|Posted by Admin on June 16, 2015 at 10:35 PM|
Unidentified rolling object
The day came for us to pull out. The car was already packed, but we added a car top carrier and piled it about four feet high with last minute stuff we suddenly realized we couldn’t do without. The trunk was full. We had included pretty much everything except the stopper for the Pacific Ocean. And we were only carrying the bare necessities. I knew I would be needing those two antique leather bound tomes of Shakespeare that I had bought in a pawn shop for five dollars apiece. Together they wouldn’t weigh over forty pounds. I was taking a big block of solid walnut that I wanted to carve something out of sooner or later, and a few oil paintings I had done in class, so I could show the folks back home what I’d been learning.
Mick had his sea bag full of dirty clothes, but nothing else, except a pack of Kools he had swiped off Pop’s dresser.
It was Leon who showed me that I had no imagination at all when it came to packing only those items that were absolutely necessary to the trail.
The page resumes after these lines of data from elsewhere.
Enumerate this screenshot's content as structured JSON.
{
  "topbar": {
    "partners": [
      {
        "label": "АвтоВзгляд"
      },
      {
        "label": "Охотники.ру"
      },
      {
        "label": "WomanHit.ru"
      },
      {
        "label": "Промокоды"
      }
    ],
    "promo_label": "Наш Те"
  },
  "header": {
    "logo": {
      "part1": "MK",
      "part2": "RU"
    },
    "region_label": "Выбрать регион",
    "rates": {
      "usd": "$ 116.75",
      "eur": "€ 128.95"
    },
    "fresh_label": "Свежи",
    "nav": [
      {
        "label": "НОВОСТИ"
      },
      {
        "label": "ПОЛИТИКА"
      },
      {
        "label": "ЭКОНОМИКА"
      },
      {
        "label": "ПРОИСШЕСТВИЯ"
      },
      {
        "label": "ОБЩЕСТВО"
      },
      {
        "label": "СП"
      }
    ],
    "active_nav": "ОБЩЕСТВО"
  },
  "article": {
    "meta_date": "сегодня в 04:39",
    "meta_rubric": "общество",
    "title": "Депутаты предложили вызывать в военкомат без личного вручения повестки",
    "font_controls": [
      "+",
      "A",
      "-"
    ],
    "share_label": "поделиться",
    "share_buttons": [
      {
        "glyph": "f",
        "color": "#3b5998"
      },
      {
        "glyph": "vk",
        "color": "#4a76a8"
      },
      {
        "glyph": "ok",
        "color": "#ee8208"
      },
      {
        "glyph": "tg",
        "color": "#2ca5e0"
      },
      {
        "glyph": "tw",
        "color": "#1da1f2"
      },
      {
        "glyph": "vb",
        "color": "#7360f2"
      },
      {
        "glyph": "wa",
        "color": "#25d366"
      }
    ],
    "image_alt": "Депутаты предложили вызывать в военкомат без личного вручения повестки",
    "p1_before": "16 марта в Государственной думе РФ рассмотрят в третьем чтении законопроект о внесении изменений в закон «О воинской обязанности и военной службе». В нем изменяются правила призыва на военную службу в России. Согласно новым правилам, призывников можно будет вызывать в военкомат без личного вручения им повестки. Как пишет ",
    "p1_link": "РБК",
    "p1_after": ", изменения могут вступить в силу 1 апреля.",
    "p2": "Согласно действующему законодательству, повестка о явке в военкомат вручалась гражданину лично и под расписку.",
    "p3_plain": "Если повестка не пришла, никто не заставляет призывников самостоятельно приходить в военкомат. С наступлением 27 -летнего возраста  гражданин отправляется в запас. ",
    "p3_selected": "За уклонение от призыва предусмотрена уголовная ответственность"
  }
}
Leon was bringing his scooter. You know…a scooter, like you stand on with one foot and push with the other. And he couldn’t do without his basketball, fully inflated. I didn’t recognize everything Leon threw in, but I wasn’t going to let him outdo me. I wedged my guitar in. Now we were prepared for any possible emergency. A body never knows when he’s liable to be needing a basketball, or a guitar, or his scooter.
Jackie…I don’t remember him taking anything along but the clothes on his back.
By the time we all got in, the old Ford was hunkered down so low that one of my sister Carla’s kittens couldn’t have crawled underneath. The running boards scraped the curb as we eased out into Steveanne Street. I wrestled the wheel around and got the car pointed in the right direction before I looked back over my shoulder to take a last look at my California home.
The picture is printed forever in my memory – the basic pink stucco tract home with garage, in this case overflowing with old TV’s, radios and other junk Pop collected to tinker with while learning electronics by home correspondence course. I remember the weed box underneath the kitchen window ( no flowers would ever grow there ). The family was standing on the sidewalk waving goodbye. My three-year-old sister Carla had one of her luckless little kittens by the tail, idly kicking it in the head to make it swing while she waved bye-bye with the other little brown hand. Pop wore a combination worried – relieved expression as he watched us creep away. My stepmother Ethel was shaking her head at the moving mountain of machinery, people and junk. She was mumbling to herself, “They’ll never make it…they’ll never make it.”
Blinking back a tear, I faced resolutely ahead, took a firm grip on the steering wheel and floorboarded it. A little kid eating a popsickle whizzed past us on rollerskates. His backwash rocked our car. I held the gas pedal down, and gradually we drew even with the next door neighbor’s house. We were picking up steam. We caught up with the kid on skates and passed him. The car strained ahead as I shifted into second gear, and we were on our way.
An hour later we were still fighting traffic through town when Jackie says, “Are we there yet?” Leon says, “I gotta use the bathroom.” And Mick says…well, maybe I better not say what Mick said.
As it worked out, we had to stop anyway, because the car quit on us. One minute we’re rolling along, and then suddenly the motor just dies. We coasted into a service station that happened to be handy, and the guy there checked under the hood. He informed us that we had us a vapor lock. I thought he was making some kind of crack about our intelligence or something, and commenced to get mad. But he explained that a vapor lock had something to do with overheating, so that the gas would vaporize before it got into the carburetor, or something. When that happened, he said, we had two options; we could either pour cold water on the fuel pump, or we could just sit and wait for it to cool off. Then the car would start and everything would be hunky-dory. Until it overheated again. No big deal. It didn’t happen too often, and we needed to stop and rest every now and then anyway. We’d definitely get there sooner or later, maybe.
Little by little we made it out of town without the cops stopping us. Not that we were speeding or anything. We were more like, obstructing traffic. I guess the cops figured it was better to go ahead and allow us to escape from their jurisdiction rather than to try to describe our vehicle in their report.